Facebook Le Y3eyrouk
I was somehow away from the blogosphere these last couple of weeks but I came back and as usual I went through what has been posted so far during my absence and know what I was flabber-gasted!. The hero of show was of course "Facebook".
Everybody talked about Facebook; how Facebook was censured in Tunisia, how facebook was no longer working in Tunisia because Mr. so and so that Facebook has issued a press statement, that Facebook was working in certain regions in Tunisia and blocked in others, that Facebook will never work in Tunisia... Indeed the world was upside down because of Facebook!
I know some will hate me for what I am saying right now and I cannot blame them for it, I am myself a member of Facebook and I know how amusing and nonethless distracting website it is but to the extent that it becomes like an obsession, a fixation, a mania, a pathology for me, No thank you I don't need Facebook then.
I can however understand the somehow exagerated and over the edge reaction of certain tunisian "facebookophiles", it is like waking up in the morning and you discover that your email box was hacked or just disappeared from the net or also hat you lost your cell phone and with it all your contact information.
Facebook surely provides an easy to acceed to website where people can interact, and act, where people from every spot in the world are interconnected and thus can exchange ideas and visions but I can simply explain the tunisian blogosphere's reaction to Facebook's disappearance from the Tunisian internet scene, as an emotional purge that had its roots in prior similar incidents but I couldn't really apprehend how the idea of Facebook was the only and most outstanding issue that dominated the blogosphere for the last couple of weeks.

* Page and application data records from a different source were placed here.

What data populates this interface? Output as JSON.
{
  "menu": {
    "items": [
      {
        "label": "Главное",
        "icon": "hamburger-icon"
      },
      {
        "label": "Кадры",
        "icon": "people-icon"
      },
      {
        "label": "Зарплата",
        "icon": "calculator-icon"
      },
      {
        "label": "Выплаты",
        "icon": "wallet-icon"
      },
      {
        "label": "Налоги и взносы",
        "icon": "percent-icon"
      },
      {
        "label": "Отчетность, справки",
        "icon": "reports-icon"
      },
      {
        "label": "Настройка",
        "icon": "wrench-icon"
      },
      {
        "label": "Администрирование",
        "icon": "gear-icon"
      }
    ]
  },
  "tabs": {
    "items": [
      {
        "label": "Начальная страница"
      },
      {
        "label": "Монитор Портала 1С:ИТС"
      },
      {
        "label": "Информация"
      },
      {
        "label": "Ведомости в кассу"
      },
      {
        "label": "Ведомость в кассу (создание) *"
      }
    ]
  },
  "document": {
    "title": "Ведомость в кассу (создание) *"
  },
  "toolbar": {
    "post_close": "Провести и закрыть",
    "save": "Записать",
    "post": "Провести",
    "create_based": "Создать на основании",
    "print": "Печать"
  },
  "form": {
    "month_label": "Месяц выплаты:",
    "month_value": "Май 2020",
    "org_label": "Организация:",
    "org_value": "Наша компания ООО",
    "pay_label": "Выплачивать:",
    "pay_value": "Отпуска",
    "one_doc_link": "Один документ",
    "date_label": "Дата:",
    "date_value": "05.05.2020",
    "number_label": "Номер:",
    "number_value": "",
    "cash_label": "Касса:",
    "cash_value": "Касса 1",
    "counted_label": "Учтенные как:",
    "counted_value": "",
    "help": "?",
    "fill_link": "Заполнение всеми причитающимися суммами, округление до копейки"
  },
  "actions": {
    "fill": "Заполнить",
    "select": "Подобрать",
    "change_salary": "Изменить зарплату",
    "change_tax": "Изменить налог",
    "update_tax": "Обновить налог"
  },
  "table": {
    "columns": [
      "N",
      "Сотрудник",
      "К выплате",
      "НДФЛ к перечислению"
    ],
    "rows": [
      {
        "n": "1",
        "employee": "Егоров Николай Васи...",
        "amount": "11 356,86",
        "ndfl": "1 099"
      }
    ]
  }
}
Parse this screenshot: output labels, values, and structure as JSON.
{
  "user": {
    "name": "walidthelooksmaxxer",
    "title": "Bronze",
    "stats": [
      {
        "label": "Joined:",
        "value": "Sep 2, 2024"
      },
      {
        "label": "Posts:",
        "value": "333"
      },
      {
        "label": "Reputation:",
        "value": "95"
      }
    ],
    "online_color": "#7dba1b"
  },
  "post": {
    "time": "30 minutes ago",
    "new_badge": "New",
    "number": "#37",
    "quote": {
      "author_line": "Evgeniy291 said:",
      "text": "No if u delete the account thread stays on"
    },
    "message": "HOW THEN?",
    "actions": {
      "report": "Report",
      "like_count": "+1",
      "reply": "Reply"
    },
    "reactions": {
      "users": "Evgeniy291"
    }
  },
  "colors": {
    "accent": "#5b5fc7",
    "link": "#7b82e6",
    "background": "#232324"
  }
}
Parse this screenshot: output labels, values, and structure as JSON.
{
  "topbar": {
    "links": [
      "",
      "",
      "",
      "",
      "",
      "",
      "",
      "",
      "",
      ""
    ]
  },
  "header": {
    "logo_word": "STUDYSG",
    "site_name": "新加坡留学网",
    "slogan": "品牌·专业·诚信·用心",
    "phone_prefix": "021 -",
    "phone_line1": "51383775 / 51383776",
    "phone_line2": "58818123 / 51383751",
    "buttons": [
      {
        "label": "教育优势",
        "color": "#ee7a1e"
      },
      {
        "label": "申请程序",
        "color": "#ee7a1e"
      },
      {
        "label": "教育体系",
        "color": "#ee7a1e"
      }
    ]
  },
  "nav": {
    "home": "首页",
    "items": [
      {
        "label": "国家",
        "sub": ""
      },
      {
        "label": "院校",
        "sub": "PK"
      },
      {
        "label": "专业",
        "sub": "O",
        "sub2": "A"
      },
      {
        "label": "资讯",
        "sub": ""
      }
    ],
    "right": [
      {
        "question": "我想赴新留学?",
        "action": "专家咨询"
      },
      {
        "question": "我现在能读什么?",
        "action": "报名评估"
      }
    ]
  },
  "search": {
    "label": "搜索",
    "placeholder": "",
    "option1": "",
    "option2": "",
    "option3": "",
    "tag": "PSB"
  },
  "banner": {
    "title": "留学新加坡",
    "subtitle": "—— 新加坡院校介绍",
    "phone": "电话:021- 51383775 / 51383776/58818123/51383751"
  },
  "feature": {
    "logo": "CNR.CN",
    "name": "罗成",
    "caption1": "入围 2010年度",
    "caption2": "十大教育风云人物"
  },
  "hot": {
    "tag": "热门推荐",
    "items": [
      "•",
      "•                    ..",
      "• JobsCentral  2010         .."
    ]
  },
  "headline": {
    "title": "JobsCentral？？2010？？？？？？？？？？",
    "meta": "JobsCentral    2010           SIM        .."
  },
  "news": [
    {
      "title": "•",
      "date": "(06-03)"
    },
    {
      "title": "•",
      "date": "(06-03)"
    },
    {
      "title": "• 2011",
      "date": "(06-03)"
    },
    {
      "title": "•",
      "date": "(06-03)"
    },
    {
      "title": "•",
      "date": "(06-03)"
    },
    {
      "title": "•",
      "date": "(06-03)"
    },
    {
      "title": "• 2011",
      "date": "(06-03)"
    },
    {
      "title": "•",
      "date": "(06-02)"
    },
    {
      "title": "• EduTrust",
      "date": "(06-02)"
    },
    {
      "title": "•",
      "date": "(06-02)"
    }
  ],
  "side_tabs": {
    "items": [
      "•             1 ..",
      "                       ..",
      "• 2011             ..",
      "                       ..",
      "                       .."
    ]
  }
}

I personally found it unprecedented in the history of tunisian blogging except for some of the constructive debates over some other issues which I consider much more important than Facebook.
I am now confused, troubled, saddened, puzzled by what is lingering in the Tunisian collective conscience what are the real reasons behind such hyper-emotional and impulsive over-reactions of certain fellow tunisians? what is secret in Facebook that it had created such a virtual upheaval ? Is it a compensation of something they miss? is it a reaction to an overall picture of some problems in the tunisian society? Are my fellow Tunisians aware that there are much more important issues than the Saga of Facebook?
I might be like singing out of the chorus but as a member of the tunisian blogosphere that was a personal reaction to a particular event that dominated the blogosphere for the last couple of weeks or so. I might be wrong or a bit harsh but nonetheless I hope the storm is over now...
Long Live Facebook and God Bless Facebook! and as we say in tunisian "facebook le y3eyrouk"